We few, we happy few, we band of brothers.1
We often hear the legal profession is founded on collegiality, and this is largely true, although individual members approach the issue differently. Many of us strive to incorporate collegiality into our daily practice, most of us give at least some regard to the concept, and regrettably a small number of practitioners use it as little more than a punchline.
On 28 October, a group of us held one more function for a dearly departed practitioner who absolutely lived collegiality, Richard Gray.
Richard Gray. Photo: Phil Anthony
As noted in the eulogy in Proctor, Richard was taken from us much too soon, and left behind a devastated family and a group of clients Richard helped because they had literally nowhere else to turn.
Richard had always been the first to offer a hand to a mate, a fellow practitioner, and in fact a total stranger, and this inspired in his mates a desire to repay in some small part his loyal friendship, commitment to justice and willingness to help anybody in need.
Richard was the last one to have wanted a sombre memorial of the ‘weeping and rending of garments’ sort, so instead a celebration of all things Richard was held, which doubled as a fundraiser for his family and for the Northside Community Legal Centre. Richard was a strong supporter of community legal centres, and as a Nundah local he had a special place in his heart for this one.
Collegiality of course is not the sole province of the legal profession, and when the call was put out the troops certainly rallied. Richard was a proud graduate of the Ipswich Grammar School class of 1983, and a solid contingent from that cohort responded.
Likewise, those who knew Richard from the QIT Law School (and perhaps more likely, the Campus Club) were well-represented – as were Richard’s team-mates from his many sporting endeavours over the years. Prominent among these groups were those who had spent themselves in a worthy cause alongside Richard in the mighty QIT/QUT Gerbils Rugby League team, and those who had played ‘Golden Oldies’ rugby union with him.

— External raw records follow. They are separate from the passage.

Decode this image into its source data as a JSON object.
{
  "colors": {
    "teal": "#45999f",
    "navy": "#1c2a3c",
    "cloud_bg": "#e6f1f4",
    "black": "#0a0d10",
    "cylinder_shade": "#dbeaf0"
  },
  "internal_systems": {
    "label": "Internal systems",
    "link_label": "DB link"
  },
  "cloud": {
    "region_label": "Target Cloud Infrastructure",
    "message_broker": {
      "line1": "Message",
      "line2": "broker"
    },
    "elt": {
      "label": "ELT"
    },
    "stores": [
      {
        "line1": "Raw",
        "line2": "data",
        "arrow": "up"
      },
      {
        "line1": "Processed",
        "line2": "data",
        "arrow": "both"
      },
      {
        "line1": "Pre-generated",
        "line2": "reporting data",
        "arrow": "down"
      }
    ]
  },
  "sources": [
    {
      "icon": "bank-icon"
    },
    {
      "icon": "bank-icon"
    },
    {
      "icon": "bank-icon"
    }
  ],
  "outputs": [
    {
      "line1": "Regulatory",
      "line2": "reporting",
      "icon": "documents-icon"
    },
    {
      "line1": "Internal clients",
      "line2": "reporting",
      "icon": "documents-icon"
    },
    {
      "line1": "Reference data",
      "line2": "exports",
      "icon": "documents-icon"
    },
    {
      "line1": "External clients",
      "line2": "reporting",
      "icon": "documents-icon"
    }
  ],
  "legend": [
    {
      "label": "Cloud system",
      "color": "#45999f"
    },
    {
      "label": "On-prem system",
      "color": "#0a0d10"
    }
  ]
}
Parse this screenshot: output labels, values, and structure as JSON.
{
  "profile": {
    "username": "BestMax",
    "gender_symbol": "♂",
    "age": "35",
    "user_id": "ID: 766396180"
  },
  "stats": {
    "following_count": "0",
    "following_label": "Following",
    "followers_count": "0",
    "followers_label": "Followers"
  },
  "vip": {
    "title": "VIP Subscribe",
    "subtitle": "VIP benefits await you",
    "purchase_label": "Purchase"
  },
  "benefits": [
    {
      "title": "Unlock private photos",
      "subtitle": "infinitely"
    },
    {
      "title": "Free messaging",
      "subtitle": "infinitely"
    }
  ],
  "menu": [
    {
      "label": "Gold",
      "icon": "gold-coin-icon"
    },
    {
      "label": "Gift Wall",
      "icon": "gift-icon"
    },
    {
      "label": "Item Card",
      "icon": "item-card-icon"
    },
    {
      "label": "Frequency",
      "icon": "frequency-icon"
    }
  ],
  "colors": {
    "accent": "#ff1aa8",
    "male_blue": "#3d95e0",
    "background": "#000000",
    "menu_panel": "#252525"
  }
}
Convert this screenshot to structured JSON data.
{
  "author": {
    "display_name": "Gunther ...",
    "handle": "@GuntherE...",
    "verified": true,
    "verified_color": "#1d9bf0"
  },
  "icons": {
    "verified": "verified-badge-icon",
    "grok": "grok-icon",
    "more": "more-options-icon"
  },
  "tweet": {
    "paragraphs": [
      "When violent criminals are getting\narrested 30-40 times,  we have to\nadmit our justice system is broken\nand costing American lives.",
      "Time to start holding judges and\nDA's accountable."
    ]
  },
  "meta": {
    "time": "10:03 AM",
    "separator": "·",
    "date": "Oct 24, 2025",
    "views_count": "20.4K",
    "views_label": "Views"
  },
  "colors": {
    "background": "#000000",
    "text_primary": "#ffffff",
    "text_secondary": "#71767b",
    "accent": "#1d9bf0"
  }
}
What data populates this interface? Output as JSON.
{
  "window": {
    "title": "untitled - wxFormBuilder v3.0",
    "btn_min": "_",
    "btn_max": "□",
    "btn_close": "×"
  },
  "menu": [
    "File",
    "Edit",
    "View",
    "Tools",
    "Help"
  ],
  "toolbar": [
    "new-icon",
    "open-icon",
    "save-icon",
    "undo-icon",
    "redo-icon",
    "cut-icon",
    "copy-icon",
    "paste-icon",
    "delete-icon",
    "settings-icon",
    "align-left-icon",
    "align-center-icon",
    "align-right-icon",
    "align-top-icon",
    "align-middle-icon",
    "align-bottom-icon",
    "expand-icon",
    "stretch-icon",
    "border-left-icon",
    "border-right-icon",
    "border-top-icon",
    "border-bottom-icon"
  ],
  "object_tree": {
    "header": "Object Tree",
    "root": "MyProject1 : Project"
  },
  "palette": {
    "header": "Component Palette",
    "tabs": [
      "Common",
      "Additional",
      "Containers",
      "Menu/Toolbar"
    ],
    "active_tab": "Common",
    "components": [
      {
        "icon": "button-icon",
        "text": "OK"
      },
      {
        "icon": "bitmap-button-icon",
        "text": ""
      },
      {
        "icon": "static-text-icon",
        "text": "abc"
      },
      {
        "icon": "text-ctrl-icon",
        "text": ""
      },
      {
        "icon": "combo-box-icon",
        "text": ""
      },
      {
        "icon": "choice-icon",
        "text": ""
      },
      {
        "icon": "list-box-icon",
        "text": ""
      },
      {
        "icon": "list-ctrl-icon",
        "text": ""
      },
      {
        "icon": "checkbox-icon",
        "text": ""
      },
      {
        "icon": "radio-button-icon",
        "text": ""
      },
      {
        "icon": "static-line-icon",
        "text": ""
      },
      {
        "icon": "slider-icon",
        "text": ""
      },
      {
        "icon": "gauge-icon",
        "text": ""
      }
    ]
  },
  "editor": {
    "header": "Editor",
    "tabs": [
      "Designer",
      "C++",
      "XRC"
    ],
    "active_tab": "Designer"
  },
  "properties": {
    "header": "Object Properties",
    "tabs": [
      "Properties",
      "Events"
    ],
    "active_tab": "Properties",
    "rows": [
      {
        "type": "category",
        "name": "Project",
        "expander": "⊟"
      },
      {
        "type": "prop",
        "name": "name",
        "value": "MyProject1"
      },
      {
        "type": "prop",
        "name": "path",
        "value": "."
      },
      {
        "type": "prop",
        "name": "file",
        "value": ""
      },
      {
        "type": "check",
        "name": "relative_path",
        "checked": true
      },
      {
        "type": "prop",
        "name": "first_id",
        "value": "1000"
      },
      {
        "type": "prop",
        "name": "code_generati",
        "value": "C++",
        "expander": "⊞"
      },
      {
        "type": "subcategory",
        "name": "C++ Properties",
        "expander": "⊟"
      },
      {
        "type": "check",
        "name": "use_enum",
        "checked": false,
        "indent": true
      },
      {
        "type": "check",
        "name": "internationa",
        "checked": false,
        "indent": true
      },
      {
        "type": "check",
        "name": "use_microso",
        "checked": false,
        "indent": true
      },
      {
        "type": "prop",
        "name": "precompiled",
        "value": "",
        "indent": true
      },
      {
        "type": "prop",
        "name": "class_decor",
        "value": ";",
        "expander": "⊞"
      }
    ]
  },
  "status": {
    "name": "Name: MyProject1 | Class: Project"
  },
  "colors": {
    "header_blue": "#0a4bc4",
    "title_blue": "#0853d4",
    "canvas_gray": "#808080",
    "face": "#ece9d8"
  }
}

A great night was had by all, with the fine food, fine wine and fine company helped along by a trivia competition focused on Richard, and his favourite tunes belted out by the always awesome Pat Flynn. On top of it all, more than $4000 was raised on the night, to be split evenly between Richard’s family and the Northside Community Legal Centre – a fitting legacy for a man who held family, friends and justice as the most important things in life.
I’d like to express huge thanks to the man who pulled it all together, Richard’s IGS classmate and footy comrade Paul Herbert; thanks also to Philip Anthony and Johnny Warlow from the law school and rugby league groups, who contributed greatly to the success of the night.
The fact that so many people pulled together so quickly in this time of need is a testament to the value of collegiality – in the halls of learning, on the sporting fields and in our mostly noble profession.
Richard had a smile, a handshake and a joke for everyone he met, and it made him a plethora of life-long friends; there’s a bit in that for all of us I reckon.
1 The St Crispin’s Day speech, Henry V, by William Shakespeare, Act IV Scene iii